This is pretty much the way I called it at the time. It certainly looks like Town Council has no plans for substantive review of MAC zoning, let alone substantive changes. At present, the entire plan is to have Citizens rate pictures of buildings, and then do some unspecified followup based on that. The only unexpected change is that, for the first time, the Town is actually going to have somebody knowledgeable look at the issue of burying the power lines. But that initial look won’t be ready until well after the end of the MAC moratorium. And, of course, well after the Town has already committed developers to burying the lines one property at a time.

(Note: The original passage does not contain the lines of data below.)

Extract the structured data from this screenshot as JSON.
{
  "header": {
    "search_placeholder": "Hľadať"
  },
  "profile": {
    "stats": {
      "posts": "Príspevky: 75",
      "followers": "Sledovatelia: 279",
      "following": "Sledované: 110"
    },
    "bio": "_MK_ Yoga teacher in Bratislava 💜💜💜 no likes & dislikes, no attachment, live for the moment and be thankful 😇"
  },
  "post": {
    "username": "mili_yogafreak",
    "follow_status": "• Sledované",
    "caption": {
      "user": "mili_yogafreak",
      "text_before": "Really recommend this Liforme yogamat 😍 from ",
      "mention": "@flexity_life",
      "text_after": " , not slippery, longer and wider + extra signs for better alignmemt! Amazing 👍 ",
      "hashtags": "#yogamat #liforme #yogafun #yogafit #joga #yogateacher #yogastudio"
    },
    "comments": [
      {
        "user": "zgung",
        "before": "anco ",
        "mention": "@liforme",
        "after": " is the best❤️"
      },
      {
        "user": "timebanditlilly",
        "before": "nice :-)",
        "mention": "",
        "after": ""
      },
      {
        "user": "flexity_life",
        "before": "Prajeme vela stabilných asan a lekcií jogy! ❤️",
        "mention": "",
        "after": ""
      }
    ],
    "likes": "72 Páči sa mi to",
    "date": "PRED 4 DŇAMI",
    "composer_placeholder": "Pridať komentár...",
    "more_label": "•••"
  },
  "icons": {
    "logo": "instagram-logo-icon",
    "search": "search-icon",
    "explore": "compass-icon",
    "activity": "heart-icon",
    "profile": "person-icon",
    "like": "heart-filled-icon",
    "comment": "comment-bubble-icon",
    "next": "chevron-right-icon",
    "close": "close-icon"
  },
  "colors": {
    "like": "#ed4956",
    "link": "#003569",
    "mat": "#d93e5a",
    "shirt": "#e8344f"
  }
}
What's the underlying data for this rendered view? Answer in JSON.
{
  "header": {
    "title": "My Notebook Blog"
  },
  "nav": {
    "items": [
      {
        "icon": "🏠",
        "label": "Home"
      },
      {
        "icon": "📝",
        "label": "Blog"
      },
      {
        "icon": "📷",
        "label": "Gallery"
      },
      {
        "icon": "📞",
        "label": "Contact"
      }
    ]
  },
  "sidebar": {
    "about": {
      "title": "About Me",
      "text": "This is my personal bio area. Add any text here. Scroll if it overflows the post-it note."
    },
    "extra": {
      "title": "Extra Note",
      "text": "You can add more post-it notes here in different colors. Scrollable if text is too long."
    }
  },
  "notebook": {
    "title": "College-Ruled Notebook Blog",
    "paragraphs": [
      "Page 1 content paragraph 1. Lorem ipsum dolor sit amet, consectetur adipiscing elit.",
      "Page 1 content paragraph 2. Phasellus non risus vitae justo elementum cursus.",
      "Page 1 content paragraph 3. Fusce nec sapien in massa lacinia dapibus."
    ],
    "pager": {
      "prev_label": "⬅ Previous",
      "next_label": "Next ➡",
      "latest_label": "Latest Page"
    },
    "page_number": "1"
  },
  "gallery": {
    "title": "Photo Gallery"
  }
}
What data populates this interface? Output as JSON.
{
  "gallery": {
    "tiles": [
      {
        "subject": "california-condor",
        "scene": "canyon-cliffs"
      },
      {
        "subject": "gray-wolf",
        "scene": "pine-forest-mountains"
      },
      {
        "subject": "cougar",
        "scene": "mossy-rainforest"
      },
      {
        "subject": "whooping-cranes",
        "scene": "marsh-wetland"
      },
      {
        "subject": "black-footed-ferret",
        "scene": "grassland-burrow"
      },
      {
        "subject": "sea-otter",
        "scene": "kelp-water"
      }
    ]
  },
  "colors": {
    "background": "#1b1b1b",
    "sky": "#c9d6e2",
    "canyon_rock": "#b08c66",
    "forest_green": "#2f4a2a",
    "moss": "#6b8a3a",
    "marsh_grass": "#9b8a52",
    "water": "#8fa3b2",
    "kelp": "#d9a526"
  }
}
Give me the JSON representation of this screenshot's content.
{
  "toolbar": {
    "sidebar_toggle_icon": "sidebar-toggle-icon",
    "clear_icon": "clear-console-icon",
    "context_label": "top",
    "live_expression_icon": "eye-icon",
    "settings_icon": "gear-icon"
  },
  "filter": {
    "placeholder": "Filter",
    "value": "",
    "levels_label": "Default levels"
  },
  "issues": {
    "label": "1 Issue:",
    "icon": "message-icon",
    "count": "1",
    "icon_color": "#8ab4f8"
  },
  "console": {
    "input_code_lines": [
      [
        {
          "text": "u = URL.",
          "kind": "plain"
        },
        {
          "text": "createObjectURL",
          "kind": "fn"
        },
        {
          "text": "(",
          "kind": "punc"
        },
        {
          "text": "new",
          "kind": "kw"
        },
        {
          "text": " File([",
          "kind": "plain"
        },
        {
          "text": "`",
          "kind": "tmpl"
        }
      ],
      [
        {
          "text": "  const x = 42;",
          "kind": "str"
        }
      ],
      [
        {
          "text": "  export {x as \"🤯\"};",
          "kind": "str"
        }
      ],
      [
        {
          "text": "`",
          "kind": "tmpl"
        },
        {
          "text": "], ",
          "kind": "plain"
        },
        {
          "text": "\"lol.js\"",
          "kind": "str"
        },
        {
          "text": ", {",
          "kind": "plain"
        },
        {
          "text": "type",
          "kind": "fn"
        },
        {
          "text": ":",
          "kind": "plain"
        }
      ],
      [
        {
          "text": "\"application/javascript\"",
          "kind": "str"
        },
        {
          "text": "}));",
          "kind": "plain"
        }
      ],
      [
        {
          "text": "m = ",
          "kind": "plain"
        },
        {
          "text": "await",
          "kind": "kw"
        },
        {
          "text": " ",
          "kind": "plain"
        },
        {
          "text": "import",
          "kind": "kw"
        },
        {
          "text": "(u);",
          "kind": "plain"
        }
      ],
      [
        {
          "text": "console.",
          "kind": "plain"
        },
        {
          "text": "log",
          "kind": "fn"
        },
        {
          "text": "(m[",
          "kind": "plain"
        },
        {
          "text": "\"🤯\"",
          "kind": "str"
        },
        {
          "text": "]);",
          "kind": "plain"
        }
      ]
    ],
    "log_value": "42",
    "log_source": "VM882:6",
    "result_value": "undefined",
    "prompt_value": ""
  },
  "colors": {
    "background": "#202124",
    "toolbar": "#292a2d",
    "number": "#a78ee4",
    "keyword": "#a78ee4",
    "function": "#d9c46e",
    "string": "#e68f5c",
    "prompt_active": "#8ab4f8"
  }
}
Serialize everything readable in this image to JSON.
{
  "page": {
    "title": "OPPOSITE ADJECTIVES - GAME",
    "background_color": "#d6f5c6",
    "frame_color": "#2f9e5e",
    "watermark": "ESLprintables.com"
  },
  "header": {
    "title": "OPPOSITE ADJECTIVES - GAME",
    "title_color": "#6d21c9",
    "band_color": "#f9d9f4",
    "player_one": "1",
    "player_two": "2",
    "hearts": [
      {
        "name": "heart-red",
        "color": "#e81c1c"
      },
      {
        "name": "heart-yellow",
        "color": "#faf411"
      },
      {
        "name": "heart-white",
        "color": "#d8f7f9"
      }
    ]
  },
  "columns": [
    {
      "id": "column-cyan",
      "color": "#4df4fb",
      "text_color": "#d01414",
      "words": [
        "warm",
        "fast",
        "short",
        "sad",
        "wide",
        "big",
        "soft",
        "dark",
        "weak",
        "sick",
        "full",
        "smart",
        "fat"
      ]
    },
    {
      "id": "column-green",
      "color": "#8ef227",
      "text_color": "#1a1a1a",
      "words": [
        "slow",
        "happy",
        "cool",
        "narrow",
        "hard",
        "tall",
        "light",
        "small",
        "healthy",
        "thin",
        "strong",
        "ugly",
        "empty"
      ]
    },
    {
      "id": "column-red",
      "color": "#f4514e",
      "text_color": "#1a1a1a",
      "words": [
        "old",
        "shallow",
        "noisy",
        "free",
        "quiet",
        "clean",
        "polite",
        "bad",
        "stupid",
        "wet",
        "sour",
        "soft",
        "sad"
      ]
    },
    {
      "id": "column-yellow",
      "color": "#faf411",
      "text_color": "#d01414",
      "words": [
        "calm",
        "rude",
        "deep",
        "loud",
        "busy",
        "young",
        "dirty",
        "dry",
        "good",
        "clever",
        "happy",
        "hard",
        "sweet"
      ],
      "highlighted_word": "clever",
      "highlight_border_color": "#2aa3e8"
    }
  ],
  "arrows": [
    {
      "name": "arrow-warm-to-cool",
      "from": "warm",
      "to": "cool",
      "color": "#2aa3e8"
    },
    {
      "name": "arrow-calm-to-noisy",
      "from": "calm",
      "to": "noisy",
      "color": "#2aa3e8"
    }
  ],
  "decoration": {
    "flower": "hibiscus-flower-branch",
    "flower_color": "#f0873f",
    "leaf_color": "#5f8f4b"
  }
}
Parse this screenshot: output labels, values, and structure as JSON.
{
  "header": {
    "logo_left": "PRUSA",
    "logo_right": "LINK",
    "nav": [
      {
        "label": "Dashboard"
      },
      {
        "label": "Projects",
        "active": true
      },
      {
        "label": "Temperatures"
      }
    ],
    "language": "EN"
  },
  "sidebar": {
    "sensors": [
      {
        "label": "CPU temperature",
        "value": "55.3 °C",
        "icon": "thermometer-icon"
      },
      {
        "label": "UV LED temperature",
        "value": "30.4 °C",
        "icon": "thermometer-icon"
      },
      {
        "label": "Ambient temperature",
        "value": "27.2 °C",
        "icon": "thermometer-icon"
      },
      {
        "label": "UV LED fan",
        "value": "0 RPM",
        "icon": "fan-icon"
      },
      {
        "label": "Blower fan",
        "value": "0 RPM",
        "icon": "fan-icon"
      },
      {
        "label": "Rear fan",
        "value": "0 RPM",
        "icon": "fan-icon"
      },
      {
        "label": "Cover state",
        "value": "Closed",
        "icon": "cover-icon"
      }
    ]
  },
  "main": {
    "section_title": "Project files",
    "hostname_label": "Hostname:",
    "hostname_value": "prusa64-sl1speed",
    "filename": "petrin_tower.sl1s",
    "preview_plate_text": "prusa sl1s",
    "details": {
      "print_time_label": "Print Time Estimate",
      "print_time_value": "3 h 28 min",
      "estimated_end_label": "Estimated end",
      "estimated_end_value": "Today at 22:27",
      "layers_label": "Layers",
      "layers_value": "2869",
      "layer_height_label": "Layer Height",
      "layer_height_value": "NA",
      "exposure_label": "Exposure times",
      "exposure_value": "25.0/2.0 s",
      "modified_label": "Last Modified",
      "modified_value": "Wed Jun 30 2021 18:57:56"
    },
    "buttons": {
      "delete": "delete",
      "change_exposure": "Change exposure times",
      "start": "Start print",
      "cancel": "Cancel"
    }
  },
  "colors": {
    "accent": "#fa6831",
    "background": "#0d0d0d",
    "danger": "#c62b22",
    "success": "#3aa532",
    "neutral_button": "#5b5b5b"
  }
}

Visual preference survey results.
In this section I planned to do a summary of the results of the visual preference survey. But I’ve run out of steam. And, honestly, there’s not much to say.
Here’s a quick rundown, based on notes from three people who attended the 11/15/2018 meeting of the Board of Architectural review where Town staff presented the initial results of the survey.
About a dozen people attended the meeting, of which many were anti-MAC advocates and some were developers. By report, only three people stayed to the end of the presentation. And they were all people with serious concerns about MAC zoning.
So, to hammer that home, in terms of community interest in the results — zip. Bear that in mind when you read the
propaganda piece write up that the Town will put in the next Pravda Vienna Voice. I’m sure they will make much of the fact that more than 1000 Town residents took the survey. I’m equally sure that they’ll skip the fact that just three people with serious concerns about MAC bothered to hear about all the results.
Town staff presented the ratings — essentially the raw data — but that was more-or-less it. The ratings can be found here (.pdf) on the Town website. If you can make firm conclusions from those ratings, you’re better at data analysis than I am.
As I noted some months ago, it’s almost impossible to take ratings of a collection of pictures like this and find something that clearly translates into actionable policy. The modern approach to this would use use computer-generated graphics that only differ along a single dimension (e.g., height) to determine preferences (e.g., for building height).
But this survey used carefully-selected pictures of buildings. That process muddies any interpretation you might want to make.
Let me give you an example. Every picture in the “buildings” portion of this had at least four stories. By eye, the pictures with mixed three- and four-story buildings were more highly rated. The Town is probably going to say “people prefer variation in building height”. But in fact, this could just signal that people prefer shorter buildings, and the only pictures that Town allowed into the survey with short buildings were those with varying building height.
Even then … so what? How strongly do people prefer “varying building height”? Because the scale has no natural “anchor points”, you can’t tell whether the survey respondents had a slight preference, or whether they would be protesting in the streets if there were no variation in building height.
And even, even then, so what? The MAC guidelines already call for variation in building height. And builders have (e.g.) proposed four-story buildings with minimal variation in the height of the parapets (as in the Marco Polo/Vienna Market project). And the Town OK’d that. What, exactly, is supposed to change based on this new survey?
Anyway, so far, this meets expectations. In the sense that I don’t expect anything new to come out of this, other than the Town to justify what it has already done. And take up a lot of time doing it. Even if the “visual guidelines” that are supposed to flow from this, that will somehow be different from what’s already in the MAC statute, are just that — guidelines. They are not enforceable parts of the MAC statute.